Uncrewed Systems Technology 051 l Primoco One 150 l Power management l Ocius Bluebottle USV l Steel E-Motive robotaxi l UAVs insight l Xponential 2023 p Issue 51 Aug/Sept 2023 art 2 l Aant Farm TPR72 l Servos l Tampa Deep Sea Barracuda AUV

210 cc. It is air-cooled and naturally aspirated, and lubricated on 2% twostroke oil pre-mixed with its fuel; its crankshaft runs in four ball bearings. The engine can also be fitted with a starter/ generator. Greenjets attended Xponential for the first time to exhibit and discuss its shrouded electric turbofan thrusters for UAV applications, in particular its first product the ipm5, which generates 5 kg of thrust. “If you look across the UAV industry and its electric propulsion systems, it’s effectively all e-motors and propellers, but problems with propellers include the safety concerns of their exposed blades, and the noise from them and their tip speeds,” commented Darren James. “Our propulsors are designed and optimised to be safe and quiet, as well as efficient.
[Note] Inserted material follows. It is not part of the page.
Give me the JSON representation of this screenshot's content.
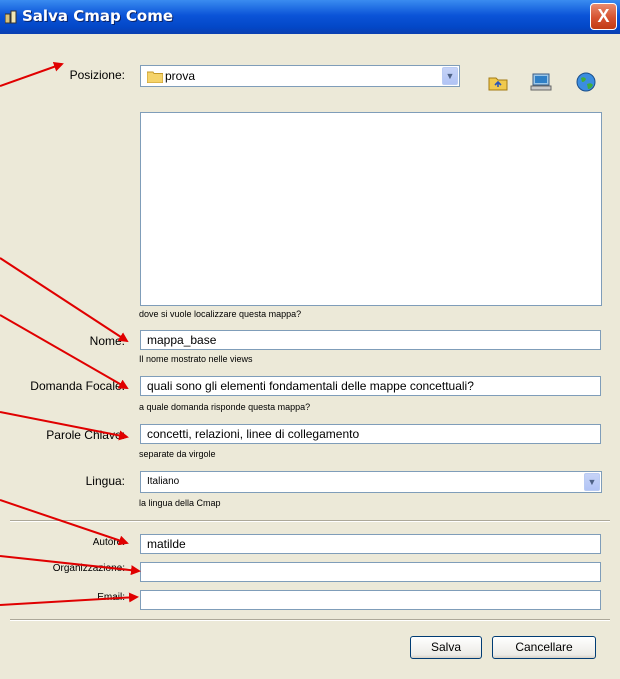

Fixed-pitch propellers are great for producing thrust at one condition, but our solution does so over a much wider speed range, with the duct, static structures and fan all optimised for thrust generation from take-off to cruise.” The ipm5 weighs 750 g and is 200 mm in diameter. The company was spun out from Blue Bear Systems Research in 2022, with its staff coming largely from Rolls-Royce, Cosworth and other organisations with extensive experience and capabilities in CFD and turbomachinery. “That experience went into the fine-tuning of geometric tolerances, materials and control of this solution, along with the larger products we have in development,” James added. We caught up with Sagetech to discuss its transponder systems and the progress of its TCAS and ACAS programmes. “The primary solutions we’re showcasing are our MXS civil transponder, which was TSO-authorised in May 2022, and our MX12B, which is the military variant of that transponder,” said Rudy Johnson. “The MX12B has the same hardware footprint as the MXS – 190 g – and is DoD AIMS-approved for Mode 5 IFF functionality. Such is its small size that the encryption device can’t fit inside the housing. Normally you’d put that inside the transponder enclosure, but the MX12B’s enclosure is about the same size as the encryption system, so instead it just connects to it via a cable harness.” The company also continues to build on its transponders to develop its collision avoidance and detect & avoid systems, in line with upcoming standards such as ACAS Xu for large fixed-wing systems, ACAS Xr for rotorcraft and ACAS SXu for small aircraft with MTOWs below 55 lb operating at altitudes of less than 500 ft. “Our ACAS Xu and Xr-compliant systems are now being test flown and evaluated by some key customers to help us iterate and evolve them into mature products,” Johnson added. In its pursuit to supply ever greater quantities and customised variations of its propellers, Mejzlik has adopted a new hot-pressing approach in its manufacturing of prepreg carbon composite props. “Until now, we used wet layups, but hot-pressing prepreg carbon gives us faster turnaround times and multiplies our production capacities,” explained Ambroz Both. “Where previously we could produce some hundreds of propellers per month, now we can make 2000 in the same time, and finish each batch in 2 weeks. “A hot press contains a mould which gives you the exact same geometric layout across every part of every blade. That, plus using prepared, prepreg material, ensures you get really good consistency between 83 Uncrewed Systems Technology | August/September 2023 Sagetech’s MXS transponder Mejzlik’s hot press machine in use